K12 Inc., an online education company that wants to operate a virtual charter school in Maine, is coming under scathing criticism in Colorado, where a similar virtual school is at risk of being closed down.
The Colorado Virtual Academy, a 4,600-student online charter school incorporated in north suburban Denver, received a damning report this week from a review body in the school district where it is based, which recommended that the 10-year-old school’s operating charter not be renewed.
The staff in the Adams 12 Five Star school district cited concern with the school’s academic performance – it has ranked in the bottom tenth of Colorado schools for three years running – and with the lack of independence of its local board, which is supposed to govern the school and oversee providers.
The staff’s report referenced “concerns regarding K12’s exertion of undue influence upon governing board members.” It noted that the board “relies heavily on (K12 Inc.) for guidance in using data for decision making, raising questions as to the independence of the board from the (company).”
The recommendation against renewing the charter followed a similar one in November by a statewide body, the Charter Institute of Colorado, to which the school sought to transfer its charter. (Colorado, unlike Maine, allows charters to be issued by school districts or a statewide body.)
“Staff is concerned that (K12 Inc.) is actually in charge of the school, rather than the board,” officials reported Nov. 27, noting that the school had only a 22 percent graduation rate in 2012, far less than the rest of the district’s 79 percent rate.
Last week, Maine’s Charter School Commission rejected the application of the proposed Maine Virtual Academy, which was to be operated by K12 Inc., the company in Herndon, Va., that was at the center of a Portland Press Herald/Maine Sunday Telegram investigation into digital school policy, published Sept. 2.
Commission members expressed concerns about the local board’s independence from the company, which would have hired and fired managers and staff members and provided curricular materials and assessment data.
The head of the Maine Virtual Academy’s local board, Amy Carlisle, subsequently defended her board’s independence from K12 Inc., although she acknowledged that the company had played a role in shepherding the board into existence.

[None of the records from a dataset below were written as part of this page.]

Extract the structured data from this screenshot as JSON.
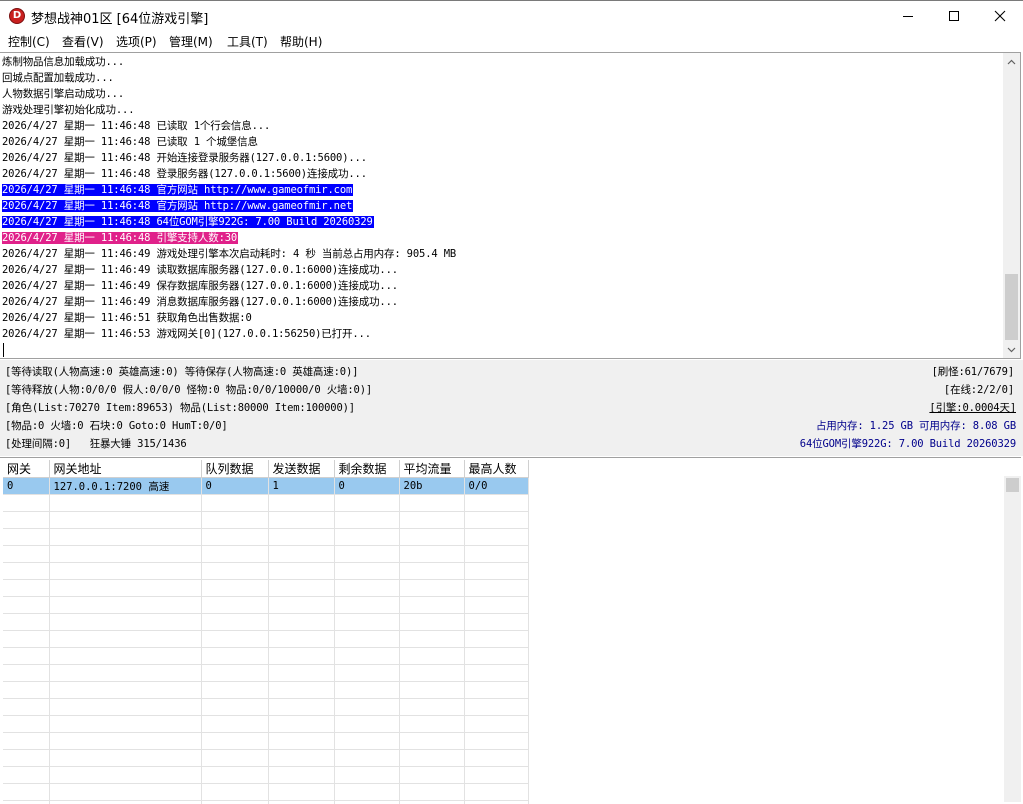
{
  "window": {
    "title": "梦想战神01区 [64位游戏引擎]",
    "icon": "app-logo-icon",
    "icon_letter": "D",
    "controls": [
      "minimize-icon",
      "maximize-icon",
      "close-icon"
    ]
  },
  "menu": [
    "控制(C)",
    "查看(V)",
    "选项(P)",
    "管理(M)",
    "工具(T)",
    "帮助(H)"
  ],
  "log": {
    "lines": [
      {
        "text": "炼制物品信息加载成功...",
        "hl": ""
      },
      {
        "text": "回城点配置加载成功...",
        "hl": ""
      },
      {
        "text": "人物数据引擎启动成功...",
        "hl": ""
      },
      {
        "text": "游戏处理引擎初始化成功...",
        "hl": ""
      },
      {
        "text": "2026/4/27 星期一 11:46:48 已读取 1个行会信息...",
        "hl": ""
      },
      {
        "text": "2026/4/27 星期一 11:46:48 已读取 1 个城堡信息",
        "hl": ""
      },
      {
        "text": "2026/4/27 星期一 11:46:48 开始连接登录服务器(127.0.0.1:5600)...",
        "hl": ""
      },
      {
        "text": "2026/4/27 星期一 11:46:48 登录服务器(127.0.0.1:5600)连接成功...",
        "hl": ""
      },
      {
        "text": "2026/4/27 星期一 11:46:48 官方网站 http://www.gameofmir.com",
        "hl": "blue"
      },
      {
        "text": "2026/4/27 星期一 11:46:48 官方网站 http://www.gameofmir.net",
        "hl": "blue"
      },
      {
        "text": "2026/4/27 星期一 11:46:48 64位GOM引擎922G: 7.00 Build 20260329",
        "hl": "blue"
      },
      {
        "text": "2026/4/27 星期一 11:46:48 引擎支持人数:30",
        "hl": "magenta"
      },
      {
        "text": "2026/4/27 星期一 11:46:49 游戏处理引擎本次启动耗时: 4 秒 当前总占用内存: 905.4 MB",
        "hl": ""
      },
      {
        "text": "2026/4/27 星期一 11:46:49 读取数据库服务器(127.0.0.1:6000)连接成功...",
        "hl": ""
      },
      {
        "text": "2026/4/27 星期一 11:46:49 保存数据库服务器(127.0.0.1:6000)连接成功...",
        "hl": ""
      },
      {
        "text": "2026/4/27 星期一 11:46:49 消息数据库服务器(127.0.0.1:6000)连接成功...",
        "hl": ""
      },
      {
        "text": "2026/4/27 星期一 11:46:51 获取角色出售数据:0",
        "hl": ""
      },
      {
        "text": "2026/4/27 星期一 11:46:53 游戏网关[0](127.0.0.1:56250)已打开...",
        "hl": ""
      }
    ]
  },
  "status": {
    "left": [
      "[等待读取(人物高速:0 英雄高速:0) 等待保存(人物高速:0 英雄高速:0)]",
      "[等待释放(人物:0/0/0 假人:0/0/0 怪物:0 物品:0/0/10000/0 火墙:0)]",
      "[角色(List:70270 Item:89653) 物品(List:80000 Item:100000)]",
      "[物品:0 火墙:0 石块:0 Goto:0 HumT:0/0]",
      "[处理间隔:0]   狂暴大锤 315/1436"
    ],
    "right": [
      "[刷怪:61/7679]",
      "[在线:2/2/0]",
      "[引擎:0.0004天]",
      "占用内存: 1.25 GB 可用内存: 8.08 GB",
      "64位GOM引擎922G: 7.00 Build 20260329"
    ]
  },
  "gateway_table": {
    "columns": [
      "网关",
      "网关地址",
      "队列数据",
      "发送数据",
      "剩余数据",
      "平均流量",
      "最高人数"
    ],
    "rows": [
      [
        "0",
        "127.0.0.1:7200 高速",
        "0",
        "1",
        "0",
        "20b",
        "0/0"
      ]
    ]
  },
  "colors": {
    "highlight_blue": "#0000ff",
    "highlight_magenta": "#e0218a",
    "selected_row": "#99c9ef",
    "status_blue_text": "#00008b"
  }
}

She declined to comment Thursday on the developments in Colorado.
Carlisle has said the board intends to reapply for a charter later this year.
“Our governing board looks forward to working with the Charter School Commission to better understand their concerns about our governance structure and provide them with more detailed information regarding how our board can functionally manage a virtual charter school,” she said.
Charter schools receive public funding but are run by parents, teachers and community leaders. In virtual charter schools, which operate in 27 states, students get the vast majority of their education online, at home, with taxpayers in their school districts paying the tuition.
In Colorado, the Adams 12 Five Star school board will meet Feb. 6 to make a final ruling on the Colorado Virtual Academy’s future. Patti Gilmour, the district’s charter school liaison, said the school’s contract will expire June 30.
If the board follows the staff recommendation not to renew the charter, the school will have to find another school district that’s willing to issue one, or cease operations
“Student performance was our biggest concern, but governance was another primary driver,” Gilmour said. “Some of (the Colorado Virtual Academy’s) own board members have admitted there is way too much influence by K12.”
In response to a request for comment, K12 Inc. spokesman Jeff Kwitowski sent a short written statement saying that the Colorado school’s board of directors “addressed the challenges, improvement plans and goals” for the school during a meeting with district officials Wednesday evening. “Families shared many personal stories on how (the school) is working well for their children,” he wrote.
Kwitowski referred questions about Maine to the Maine Virtual Academy’s board. “K12 Inc. respects the independence and autonomy of all the school districts and nonprofit charter boards that govern the schools,” he wrote.
Asked for comment, Maine Department of Education spokesman David Connerty-Marin said: “The beauty of public charter schools is that you can close them when they are underperforming, something that is much harder to do with public schools.”
He said the department was disappointed that Maine Virtual Academy and three other charter school applicants that were rejected by Maine’s Charter School Commission last week hadn’t had an opportunity to be interviewed by the commission.
“I don’t think that anybody said that the commission should have approved these schools, but we wished they had an opportunity for an interview,” he said. “It seemed that, with some of them, some pretty minor adjustments could have allowed them to have passed.”
Gov. Paul LePage’s office did not respond to requests for comment Thursday. The governor condemned the charter commission’s decisions in two news conferences last week, suggesting it had rejected four of the five applications because of “intimidation” by Maine’s teachers union and school superintendents association, and calling for the commissioners to resign.
“I am asking them, for the good of the kids of the state of Maine, please go away,” LePage said of the commissioners. “We don’t need you. We need some people with backbones.”
The president of the Chicago-based National Association of Charter School Authorizers came to the commissioners’ defense.
“Those who start a charter school are entrusted with millions of public dollars and with the education, health and safety of other people’s children,” the association’s Greg Richmond wrote in a letter to the editor submitted to the Press Herald. “Such responsibilities should only be given to those who clearly demonstrate the capacity to fulfill them.”
Staff Writer Colin Woodard can be contacted at 791-6317 or at: